The film’s only true tension arrives when a cellphone-recording observer stands in silent, gum-chewing disdain by the side of the road where the Childses are making a last-ditch effort at drumming up support. Otherwise the final sequences feel more ludicrous and wan than effective. Elsewhere, the movie is most involving when the screenplay lets a grounded strangeness seep in. The way the central duo reach for rat and roach analogies to make their points has a terrific deadpan edge, and Brown puts a fever-pitch spin on the eureka moment when the preacher proclaims that “Jesus was all about the shock factor.” Trinitie’s encounter with former congregant Sister Denetta (a memorable Olivia D. Dawson) is brimming with passive-aggressive chatter, finding just the right degree of over-the-top.
Hall and Brown are a glorious kick to watch, their physicality at times bordering on slapstick. For the most part, she’s tight-lipped and contained. And he’s wordlessly extravagant in expressing Lee-Curtis’ impatience with the whole damn world and his belief that it should be at his disposal, whether he’s flirting with a new acquaintance or trying to shut down an anguished accuser (Austin Crute). A car scene when the couple sing along — with fervor, if not joy — to some homegrown Atlanta hip-hop (Crime Mob’s “Knuck If You Buck”) feels like the movie’s most revealing moment.

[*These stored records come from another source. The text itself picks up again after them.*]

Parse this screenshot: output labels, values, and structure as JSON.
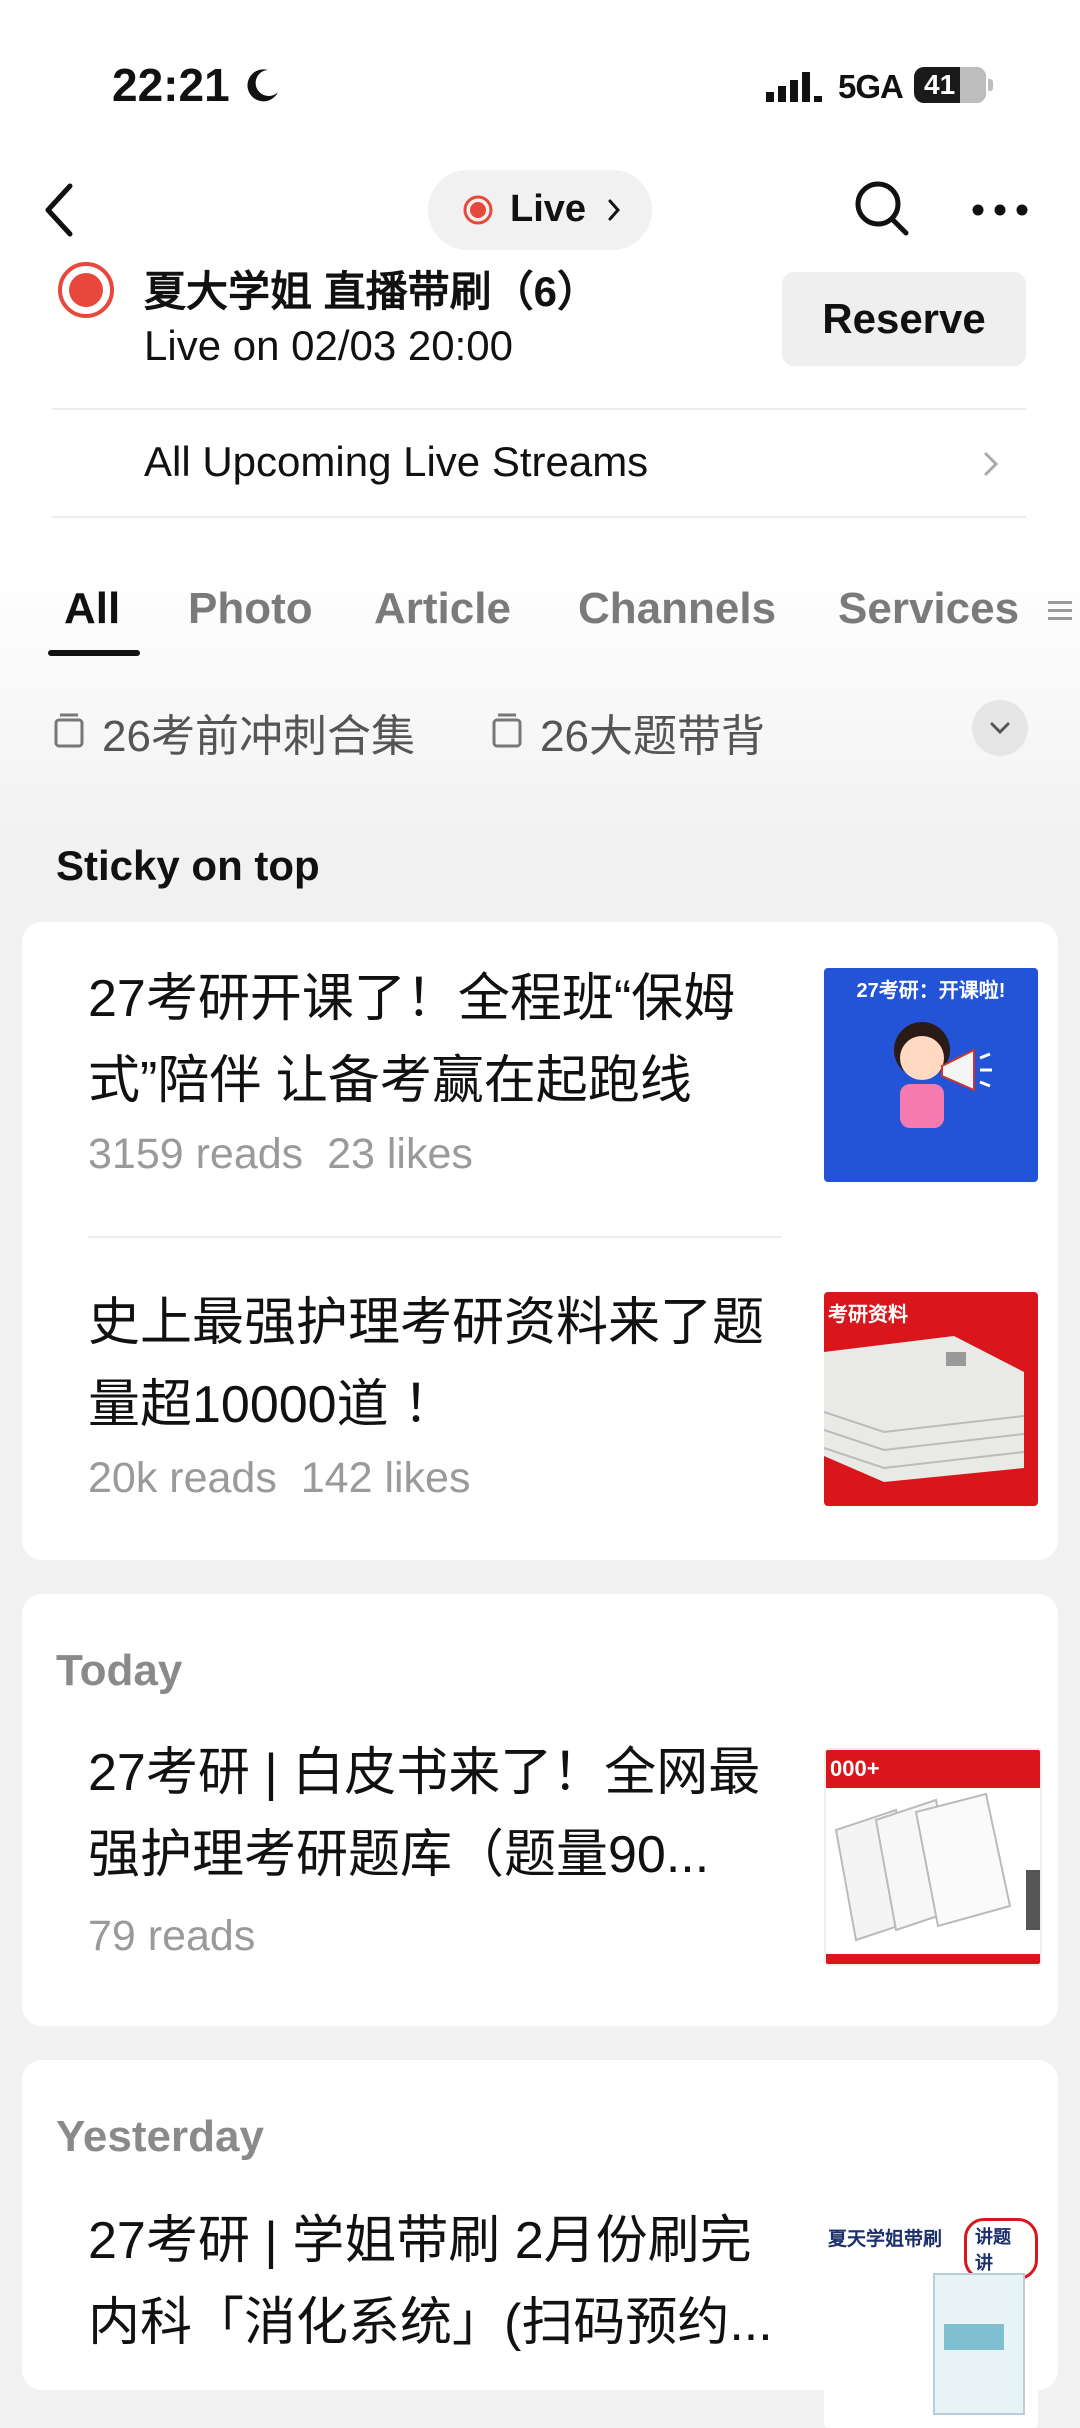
{
  "status_bar": {
    "time": "22:21",
    "network": "5GA",
    "battery": "41"
  },
  "nav": {
    "live_label": "Live"
  },
  "live_reserve": {
    "title": "夏大学姐 直播带刷（6）",
    "time": "Live on 02/03 20:00",
    "button": "Reserve",
    "upcoming": "All Upcoming Live Streams"
  },
  "tabs": [
    "All",
    "Photo",
    "Article",
    "Channels",
    "Services"
  ],
  "active_tab": "All",
  "collections": [
    "26考前冲刺合集",
    "26大题带背"
  ],
  "sticky": {
    "label": "Sticky on top",
    "items": [
      {
        "title": "27考研开课了！全程班“保姆式”陪伴 让备考赢在起跑线",
        "reads": "3159 reads",
        "likes": "23 likes",
        "thumb_text": "27考研：开课啦!"
      },
      {
        "title": "史上最强护理考研资料来了题量超10000道 ！",
        "reads": "20k reads",
        "likes": "142 likes",
        "thumb_text": "考研资料"
      }
    ]
  },
  "today": {
    "label": "Today",
    "items": [
      {
        "title": "27考研 | 白皮书来了！全网最强护理考研题库（题量90...",
        "reads": "79 reads",
        "thumb_text": "000+"
      }
    ]
  },
  "yesterday": {
    "label": "Yesterday",
    "items": [
      {
        "title": "27考研 | 学姐带刷 2月份刷完内科「消化系统」(扫码预约...",
        "thumb_text": "夏天学姐带刷",
        "thumb_badge": "讲题讲"
      }
    ]
  },
  "colors": {
    "accent_red": "#e8473b",
    "thumb_blue": "#2354d8",
    "thumb_red": "#d8161b"
  }
}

Ebo makes effective use of faux TV news clips and especially of a Greek chorus in the form of fictional callers to a Black talk radio show. These voices weigh in on the megachurch scandal, one of their questions being why Trinitie stays with her disgraced husband. Along with the screenplay, Hall’s performance veers between an earnest commitment to the spiritual and social relevance of church (and of church hats, just one facet of Lorraine Coppin’s vibrant costume design) and a bit of Lady Macbeth-style ambition. “Get me back on that stage,” she hisses in an unguarded moment, making clear that this is no less important than her husband’s return to the pulpit.
Ultimately, though, the fate of Trinitie might matter less than that of the Sumpters. Spotlighting the show business aspect of for-profit religion, Ebo may not maintain her satiric edge, but she does leave us to ponder the younger couple’s sincerity, a question with wider implications. Shakura and Keon are mirror images of the Childses — does that mean they’re inescapably headed down a similar road?